What to produce
Output exactly the span of lines beginning with the one that holds "Convert this screenshot" and ending with the last line of the data below.

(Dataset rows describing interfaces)
◇ ◇ ◇ ◇

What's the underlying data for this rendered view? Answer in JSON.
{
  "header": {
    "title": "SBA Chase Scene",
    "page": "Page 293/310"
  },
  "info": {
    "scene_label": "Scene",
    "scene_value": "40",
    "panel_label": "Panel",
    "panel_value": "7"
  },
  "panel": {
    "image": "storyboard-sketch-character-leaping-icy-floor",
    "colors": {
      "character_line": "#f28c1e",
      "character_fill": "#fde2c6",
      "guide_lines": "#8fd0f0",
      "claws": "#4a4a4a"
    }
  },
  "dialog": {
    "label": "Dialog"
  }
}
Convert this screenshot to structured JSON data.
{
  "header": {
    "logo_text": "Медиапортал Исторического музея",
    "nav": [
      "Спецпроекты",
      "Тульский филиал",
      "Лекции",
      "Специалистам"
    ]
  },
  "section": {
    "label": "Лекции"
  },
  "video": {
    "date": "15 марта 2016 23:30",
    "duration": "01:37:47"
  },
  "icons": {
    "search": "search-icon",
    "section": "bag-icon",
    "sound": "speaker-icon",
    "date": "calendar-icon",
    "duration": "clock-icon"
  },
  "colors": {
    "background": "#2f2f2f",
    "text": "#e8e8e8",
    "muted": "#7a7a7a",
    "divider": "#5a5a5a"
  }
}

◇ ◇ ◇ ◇

Response to the exercise
Convert this screenshot to structured JSON data.
{
  "header": {
    "logo_text": "Медиапортал Исторического музея",
    "nav": [
      "Спецпроекты",
      "Тульский филиал",
      "Лекции",
      "Специалистам"
    ]
  },
  "section": {
    "label": "Лекции"
  },
  "video": {
    "date": "15 марта 2016 23:30",
    "duration": "01:37:47"
  },
  "icons": {
    "search": "search-icon",
    "section": "bag-icon",
    "sound": "speaker-icon",
    "date": "calendar-icon",
    "duration": "clock-icon"
  },
  "colors": {
    "background": "#2f2f2f",
    "text": "#e8e8e8",
    "muted": "#7a7a7a",
    "divider": "#5a5a5a"
  }
}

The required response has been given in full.